Artemis Mission, Telescopes Present Data Challenges for NASA
Plans are worthless, but planning is everything, Pres. Dwight Eisenhower once said. NASA understands that on a soul level — astronauts and flight directors plan, but when the shuttle hits the launchpad, they expect the unexpected. That’s when their eyes are on the data, Ginger Kerrick Davis, physicist and former NASA flight director, told audiences Thursday at the Data People Summit held by data management provider Ataccama.
“We understand how to how to analyze data quickly and make the right decision with the data that we have,” Kerrick Davis said. “So we’re very confident.

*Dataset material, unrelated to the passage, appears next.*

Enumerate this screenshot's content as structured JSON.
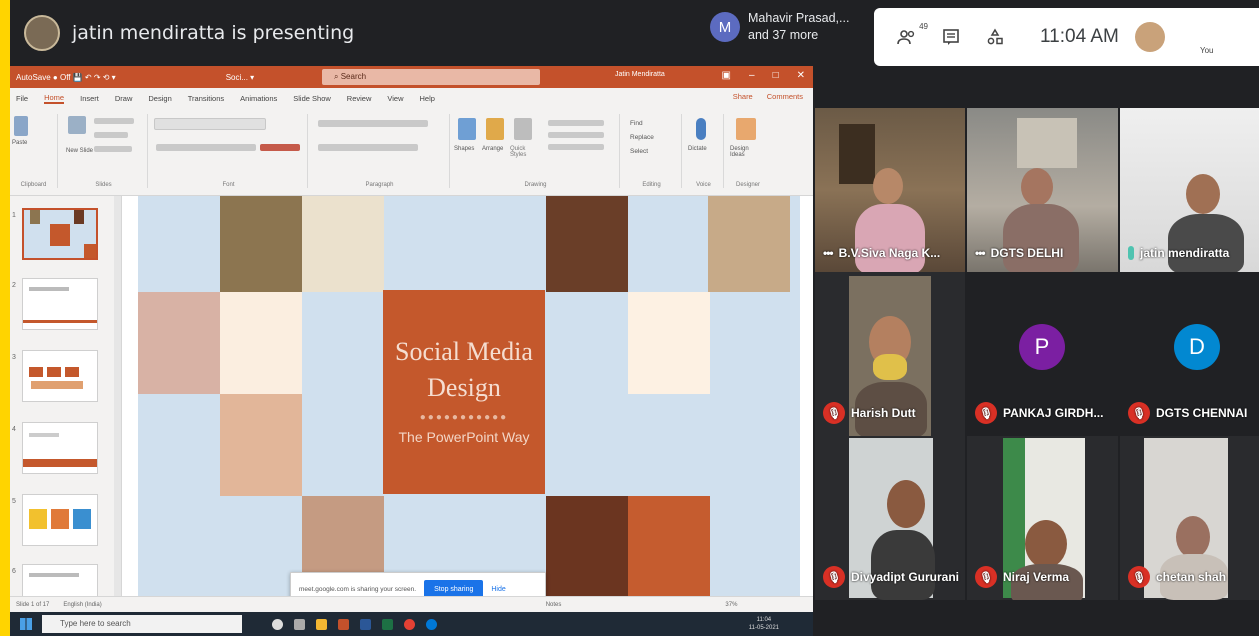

We always see something we hadn’t planned for, but because we have trained our response to dealing with anomalies, we can take those on too.”
Kerrick Davis and Col. Eileen Collins, NASA’s first female pilot, both shared their stories of growing up with financial hardships and overcoming barriers to work for NASA. They also offered their insights into how NASA deals with data — and data challenges in general — at the summit, held live in Boston and broadcast virtually.
Kerrick Davis now works as chief strategy officer for Barrios Technology, which sells data management and analytics solutions, including an analytics tool for human spaceflight.
NASA’s Artemis Mission
“When you look at NASA today and you think of our new Artemis program — our return to the moon — we won’t do it with the computers that did it and Apollo; and, in fact, it won’t be just a government-driven mission,” Kerrick Davis said.
That creates quite a data challenge since the Artemis Mission will involve coordination with NASA’s multiple control centers, international control centers, and potentially divergent companies all over the U.S. — all with different ways of managing data, she said.
“So pulling together that type of complex data is going to be a struggle; NASA currently doesn’t have a concrete solution for that,” Kerrick Davis said. “They’re looking at different products that they can use to analyze the data, they’ve tested some out for this first mission [and] that will be launched later in November.”
Satellite Data Dilemmas
Collins’ mission was to take up the Chandra X-Ray Observatory, a sophisticated telescope designed to detect X-ray emissions from very hot regions of the universe.
“That data comes down, they take massive amounts of data,” Collins said. “It’s not like those an old analog pictures we used to do, but it’s all of these ones and zeros come down.”
That data is sent to the Deep Space Network, which is a network of satellites, then the Jet Propulsion Lab, and finally it goes out to the Chandra X-Ray Center, she said, where it is owned by the principal investigator for at least a year before becoming public information.
“If some of you were interested, that would be worth looking into — now [that] we have the James Webb Space Telescope and they also store this data; it has to be archived and so there’s a lot to be said about that,” Collins told the audience. “We called it Big Data back in those days; no one calls it big data anymore, but it’s still the same.”
Collins has also seen her share of data problems. For years, she was on the board of an insurance company that had issues with data, she said. She said the key to dealing with it was to get the right people trained to deal with the data problem.
“First of all, it’s got [to be] complete, it’s got to be correct,” Collins said. It’s just foundational: If your data is not right, you can’t do anything else correctly […] so it’s getting the people that know how to do that.”
One Complex World
John Bottega, the president and co-founder of the EDM Council, asked the two women whether businesses should make it a priority to help with the thousands of satellites producing data that “we can’t aggregate.”
Kerrick Davis suggested businesses should look beyond themselves to more complex world problems. In fact, both women said they welcomed the growing role companies are playing in space exploration.
“In reality, the more complex the world becomes, the more we need to team together to solve some of the world’s biggest problems,” Kerrick Davis said. “It’s got to be a culture change at the top of those organizations to say, ‘I’m going to partner with somebody that is a competitor, but I’m going to partner in a way where we can jointly work together where we both benefit.’”
CEOs will need to understand what’s in it for them, she added, but added they need to acknowledge that the complexity of the world requires partnerships.
It doesn’t have to be senior executives who tackle these problems, Collins chimed in, suggesting that young people should be asked how they envision their future. Much of the images sent in look like artwork, she added, but the images could be even better if the data from all the telescopes could be combined.
“But you’ve got to have leadership that is visionary, as well as passionate about making it happen,” Collins said. “I don’t think this data silo thing is boring at all. I think it’s hugely exciting and it is the future.”